Whether it manifests as a nagging ache, an acute injury, or a persistent chronic condition, pain is a universal sensation that touches us all at some point. And when pain strikes, we seek relief, often turning to healthcare professionals for guidance and support. However, the journey to find solace in the midst of discomfort isn’t always straightforward, for the Black community. A recent survey among 2,000 Americans conducted by Advil in collaboration with Morehouse School of Medicine revealed a startling statistic: a staggering 83% of individuals have had a negative experience when seeking help to manage their pain. Additionally, 3 out of 4 Black individuals believe there is bias in how pain is diagnosed and treated.
“This negligence and lack of care in the healthcare system is unfortunately too common, and so often brings irrevocable damage to Black patients and their families. To chip away at the inequities the Black community continually faces when fighting for our fair right to better health, we have to be our own sirens until our pain is no longer dismissed,” award-winning journalist and New York Times bestselling author, Elaine Welteroth said in a press release.
Welteroth’s advocacy work and passion for this topic were sparked by her own pregnancy journey with the chronic pelvic condition symphysis pubis dysfunction (SPD) as she sought a birth plan tailored to her unique needs.
“I found it far more difficult than I anticipated to find a doctor that made me feel safe and understood…I feel like many of us, even when we hear the stats around the Black maternal mortality crisis… buy into this myth – this mythical thinking that well if you have a certain network or you have a certain amount of money or you have a certain amount of education that somehow this crisis won’t impact you directly…I had to learn the hard way that this crisis is real for all of us and the system is very broken… It’s going to disproportionately impact people of color and Black folks in particular,” Welteroth tells BlackDoctor.org.
Regrettably, Welteroth encountered challenges in locating a physician to address her complex condition. As time passed, the lack of support from medical professionals led to a growing sense of mistrust, which could have shamed the journalist into silence.
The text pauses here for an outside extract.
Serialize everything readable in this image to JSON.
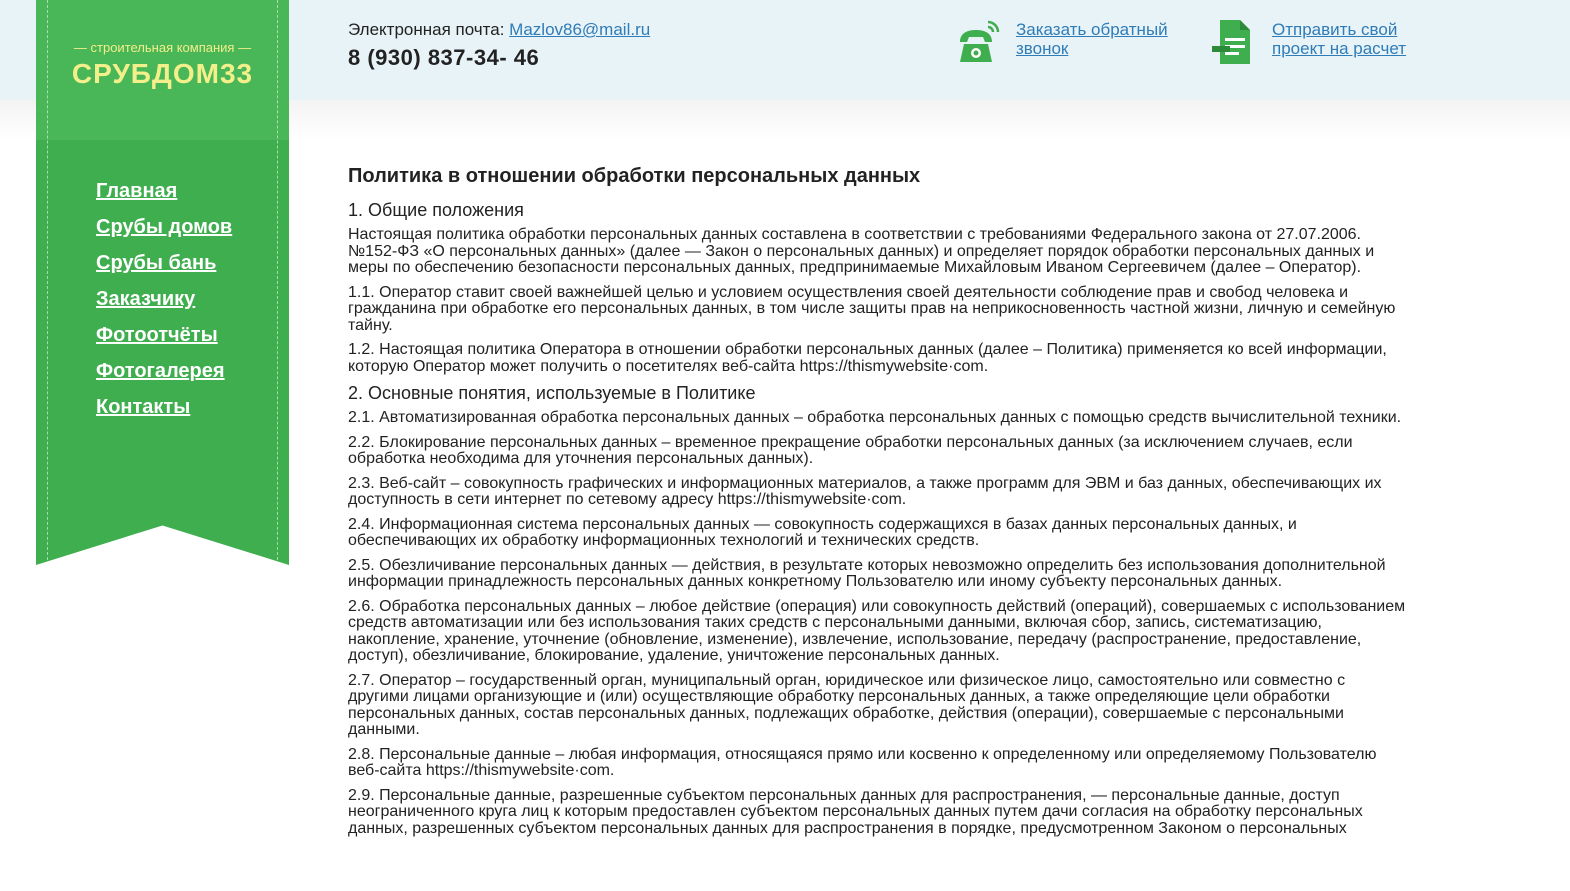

Fortunately, Welteroth had resources and was able to find compassionate, Black midwives who could cater to her needs.
“The care that I received was truly night and day between what I was experiencing in the traditional healthcare system versus what they were offering me. I mean it was like truly night and day and it was a life-changing decision to go with them. I had to overcome a lot of my own conditioning…about going outside of the hospital system and the risks that come with…and the reality is, if you look at the research, the risks of delivering a baby in the hospital system as a Black woman are far more grave… I benefited from that well of knowledge and it really transformed my birth experience,” Welteroth adds.
Although Welteroth chose the midwife route, she clarifies that she isn’t anti-doctor. She simply chose what was best for her. “It helped me see both how broken the healthcare system is but also that there are other options. I was able to see how important agency is and how important it is to be your own advocate and to be the advocate for other people in your community or other loved ones in your family,” she shares.”
Shortly after giving birth to her son in 2022, the author was faced with another challenge: deep vein thrombosis (a condition that occurs when a blood clot forms in one of the deep veins of the body, according to the American Academy of Orthopaedic Surgeons).
Because of her experience with SPD, she immediately knew that she would need to advocate for her safety once more.
Advocacy was a significant factor in ensuring the well-being and survival of Welteroth and her son. However, she acknowledges that she has